▶ **Exercise**:
Find every line in the records below that holds the word "location", and copy it out.

▶ **Available records**:
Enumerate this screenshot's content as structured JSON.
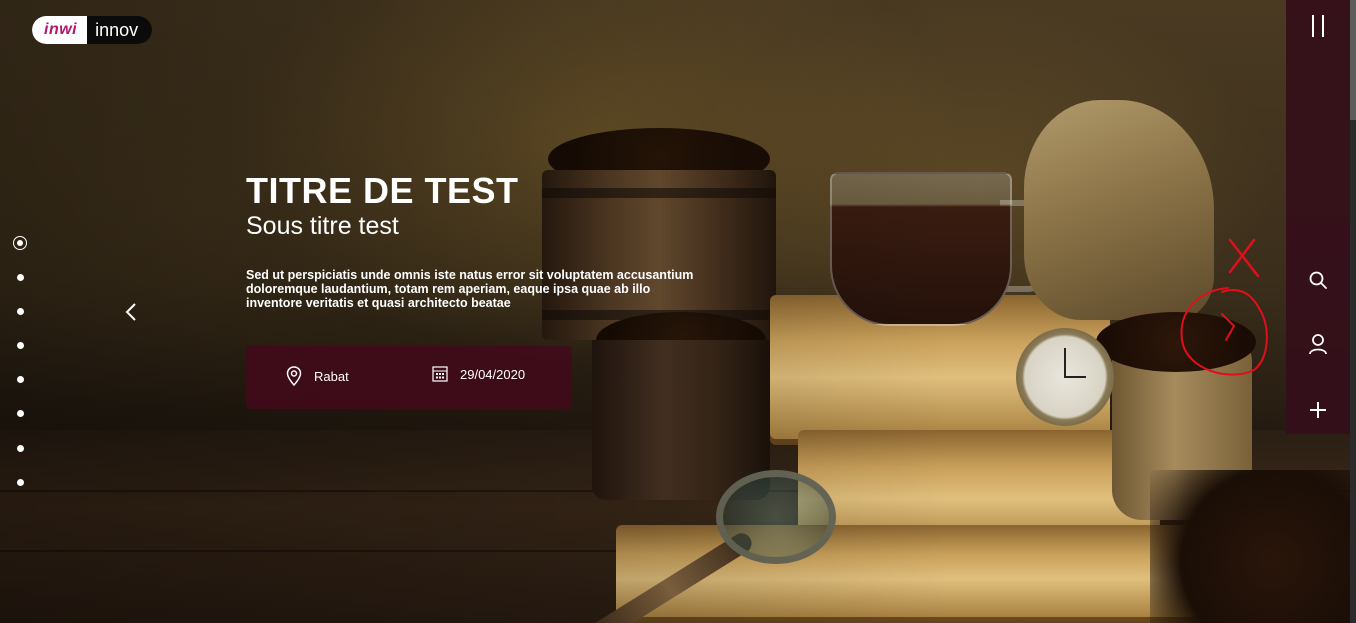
{
  "logo": {
    "left_text": "inwi",
    "right_text": "innov",
    "brand_color": "#b3166b"
  },
  "hero": {
    "title": "TITRE DE TEST",
    "subtitle": "Sous titre test",
    "description": "Sed ut perspiciatis unde omnis iste natus error sit voluptatem accusantium doloremque laudantium, totam rem aperiam, eaque ipsa quae ab illo inventore veritatis et quasi architecto beatae"
  },
  "info": {
    "location_icon": "location-pin-icon",
    "location": "Rabat",
    "date_icon": "calendar-icon",
    "date": "29/04/2020"
  },
  "pager": {
    "total_slides": 8,
    "active_index": 0
  },
  "sidebar": {
    "menu_icon": "menu-toggle-icon",
    "icons": [
      "search-icon",
      "user-icon",
      "plus-icon"
    ],
    "background": "#340e1a"
  },
  "colors": {
    "info_box_background": "#420a1a",
    "annotation_red": "#e0101a"
  }
}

▶ **Result for this exercise**:
    "location_icon": "location-pin-icon",
    "location": "Rabat",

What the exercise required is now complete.